YOUR GOAL ::
All the entries need to be duplicated exactly, with the pictures omitted.

Website and app data records:

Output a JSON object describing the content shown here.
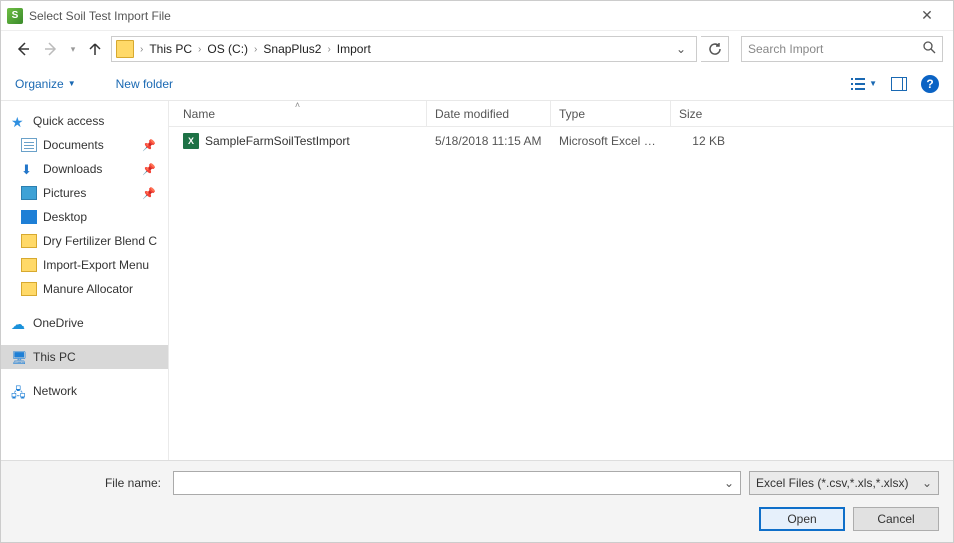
{
  "window": {
    "title": "Select Soil Test Import File"
  },
  "breadcrumb": {
    "items": [
      "This PC",
      "OS (C:)",
      "SnapPlus2",
      "Import"
    ]
  },
  "search": {
    "placeholder": "Search Import"
  },
  "toolbar": {
    "organize": "Organize",
    "newfolder": "New folder"
  },
  "sidebar": {
    "quick_access": "Quick access",
    "quick_items": [
      {
        "label": "Documents",
        "pinned": true,
        "icon": "doc"
      },
      {
        "label": "Downloads",
        "pinned": true,
        "icon": "down"
      },
      {
        "label": "Pictures",
        "pinned": true,
        "icon": "pic"
      },
      {
        "label": "Desktop",
        "pinned": false,
        "icon": "desktop"
      },
      {
        "label": "Dry Fertilizer Blend C",
        "pinned": false,
        "icon": "folder"
      },
      {
        "label": "Import-Export Menu",
        "pinned": false,
        "icon": "folder"
      },
      {
        "label": "Manure Allocator",
        "pinned": false,
        "icon": "folder"
      }
    ],
    "onedrive": "OneDrive",
    "thispc": "This PC",
    "network": "Network"
  },
  "columns": {
    "name": "Name",
    "date": "Date modified",
    "type": "Type",
    "size": "Size"
  },
  "files": [
    {
      "name": "SampleFarmSoilTestImport",
      "date": "5/18/2018 11:15 AM",
      "type": "Microsoft Excel W...",
      "size": "12 KB"
    }
  ],
  "footer": {
    "filename_label": "File name:",
    "filename_value": "",
    "filter": "Excel Files (*.csv,*.xls,*.xlsx)",
    "open": "Open",
    "cancel": "Cancel"
  },
  "help_glyph": "?"
}
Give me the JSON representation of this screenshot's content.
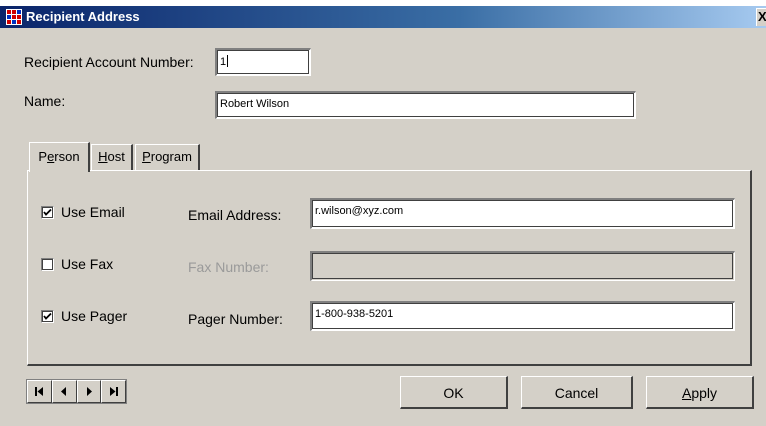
{
  "window": {
    "title": "Recipient Address",
    "close_glyph": "X"
  },
  "form": {
    "account_number_label": "Recipient Account Number:",
    "account_number_value": "1",
    "name_label": "Name:",
    "name_value": "Robert Wilson"
  },
  "tabs": [
    {
      "label_pre": "P",
      "label_accel": "e",
      "label_post": "rson",
      "active": true
    },
    {
      "label_pre": "",
      "label_accel": "H",
      "label_post": "ost",
      "active": false
    },
    {
      "label_pre": "",
      "label_accel": "P",
      "label_post": "rogram",
      "active": false
    }
  ],
  "person": {
    "use_email_label": "Use Email",
    "use_email_checked": true,
    "email_label": "Email Address:",
    "email_value": "r.wilson@xyz.com",
    "use_fax_label": "Use Fax",
    "use_fax_checked": false,
    "fax_label": "Fax Number:",
    "fax_value": "",
    "use_pager_label": "Use Pager",
    "use_pager_checked": true,
    "pager_label": "Pager Number:",
    "pager_value": "1-800-938-5201"
  },
  "navigation": {
    "first_icon": "first-record-icon",
    "prev_icon": "previous-record-icon",
    "next_icon": "next-record-icon",
    "last_icon": "last-record-icon"
  },
  "buttons": {
    "ok_label": "OK",
    "cancel_label": "Cancel",
    "apply_accel": "A",
    "apply_rest": "pply"
  },
  "colors": {
    "titlebar_start": "#0a246a",
    "titlebar_end": "#a6caf0",
    "face": "#d4d0c8",
    "disabled_text": "#9a9a9a"
  }
}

SOLUTION FOR THIS PROBLEM ::
Output a JSON object describing the content shown here.
{
  "window": {
    "title": "Select Soil Test Import File"
  },
  "breadcrumb": {
    "items": [
      "This PC",
      "OS (C:)",
      "SnapPlus2",
      "Import"
    ]
  },
  "search": {
    "placeholder": "Search Import"
  },
  "toolbar": {
    "organize": "Organize",
    "newfolder": "New folder"
  },
  "sidebar": {
    "quick_access": "Quick access",
    "quick_items": [
      {
        "label": "Documents",
        "pinned": true,
        "icon": "doc"
      },
      {
        "label": "Downloads",
        "pinned": true,
        "icon": "down"
      },
      {
        "label": "Pictures",
        "pinned": true,
        "icon": "pic"
      },
      {
        "label": "Desktop",
        "pinned": false,
        "icon": "desktop"
      },
      {
        "label": "Dry Fertilizer Blend C",
        "pinned": false,
        "icon": "folder"
      },
      {
        "label": "Import-Export Menu",
        "pinned": false,
        "icon": "folder"
      },
      {
        "label": "Manure Allocator",
        "pinned": false,
        "icon": "folder"
      }
    ],
    "onedrive": "OneDrive",
    "thispc": "This PC",
    "network": "Network"
  },
  "columns": {
    "name": "Name",
    "date": "Date modified",
    "type": "Type",
    "size": "Size"
  },
  "files": [
    {
      "name": "SampleFarmSoilTestImport",
      "date": "5/18/2018 11:15 AM",
      "type": "Microsoft Excel W...",
      "size": "12 KB"
    }
  ],
  "footer": {
    "filename_label": "File name:",
    "filename_value": "",
    "filter": "Excel Files (*.csv,*.xls,*.xlsx)",
    "open": "Open",
    "cancel": "Cancel"
  },
  "help_glyph": "?"
}
Give me the JSON representation of this screenshot's content.
{
  "window": {
    "title": "Recipient Address",
    "close_glyph": "X"
  },
  "form": {
    "account_number_label": "Recipient Account Number:",
    "account_number_value": "1",
    "name_label": "Name:",
    "name_value": "Robert Wilson"
  },
  "tabs": [
    {
      "label_pre": "P",
      "label_accel": "e",
      "label_post": "rson",
      "active": true
    },
    {
      "label_pre": "",
      "label_accel": "H",
      "label_post": "ost",
      "active": false
    },
    {
      "label_pre": "",
      "label_accel": "P",
      "label_post": "rogram",
      "active": false
    }
  ],
  "person": {
    "use_email_label": "Use Email",
    "use_email_checked": true,
    "email_label": "Email Address:",
    "email_value": "r.wilson@xyz.com",
    "use_fax_label": "Use Fax",
    "use_fax_checked": false,
    "fax_label": "Fax Number:",
    "fax_value": "",
    "use_pager_label": "Use Pager",
    "use_pager_checked": true,
    "pager_label": "Pager Number:",
    "pager_value": "1-800-938-5201"
  },
  "navigation": {
    "first_icon": "first-record-icon",
    "prev_icon": "previous-record-icon",
    "next_icon": "next-record-icon",
    "last_icon": "last-record-icon"
  },
  "buttons": {
    "ok_label": "OK",
    "cancel_label": "Cancel",
    "apply_accel": "A",
    "apply_rest": "pply"
  },
  "colors": {
    "titlebar_start": "#0a246a",
    "titlebar_end": "#a6caf0",
    "face": "#d4d0c8",
    "disabled_text": "#9a9a9a"
  }
}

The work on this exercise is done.